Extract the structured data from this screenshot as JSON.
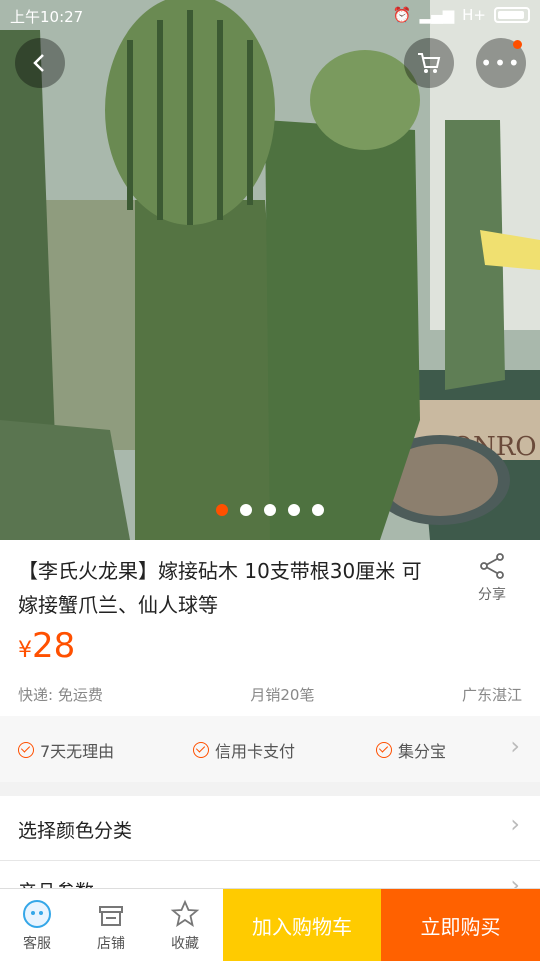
{
  "status": {
    "time": "上午10:27",
    "network": "H+"
  },
  "gallery": {
    "total": 5,
    "active_index": 0,
    "pot_text": "MONRO"
  },
  "product": {
    "title": "【李氏火龙果】嫁接砧木 10支带根30厘米 可嫁接蟹爪兰、仙人球等",
    "share_label": "分享",
    "currency": "¥",
    "price": "28",
    "shipping": "快递: 免运费",
    "monthly_sales": "月销20笔",
    "location": "广东湛江"
  },
  "services": [
    {
      "label": "7天无理由"
    },
    {
      "label": "信用卡支付"
    },
    {
      "label": "集分宝"
    }
  ],
  "rows": {
    "select_label": "选择颜色分类",
    "params_label": "产品参数"
  },
  "bottom": {
    "service_label": "客服",
    "shop_label": "店铺",
    "fav_label": "收藏",
    "cart_label": "加入购物车",
    "buy_label": "立即购买"
  },
  "colors": {
    "accent": "#ff5000",
    "cart": "#ffcb00",
    "buy": "#ff6100"
  }
}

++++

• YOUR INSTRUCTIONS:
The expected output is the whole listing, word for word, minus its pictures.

• ANSWER FOR THIS EXERCISE:
Extract the structured data from this screenshot as JSON.
{
  "status": {
    "time": "上午10:27",
    "network": "H+"
  },
  "gallery": {
    "total": 5,
    "active_index": 0,
    "pot_text": "MONRO"
  },
  "product": {
    "title": "【李氏火龙果】嫁接砧木 10支带根30厘米 可嫁接蟹爪兰、仙人球等",
    "share_label": "分享",
    "currency": "¥",
    "price": "28",
    "shipping": "快递: 免运费",
    "monthly_sales": "月销20笔",
    "location": "广东湛江"
  },
  "services": [
    {
      "label": "7天无理由"
    },
    {
      "label": "信用卡支付"
    },
    {
      "label": "集分宝"
    }
  ],
  "rows": {
    "select_label": "选择颜色分类",
    "params_label": "产品参数"
  },
  "bottom": {
    "service_label": "客服",
    "shop_label": "店铺",
    "fav_label": "收藏",
    "cart_label": "加入购物车",
    "buy_label": "立即购买"
  },
  "colors": {
    "accent": "#ff5000",
    "cart": "#ffcb00",
    "buy": "#ff6100"
  }
}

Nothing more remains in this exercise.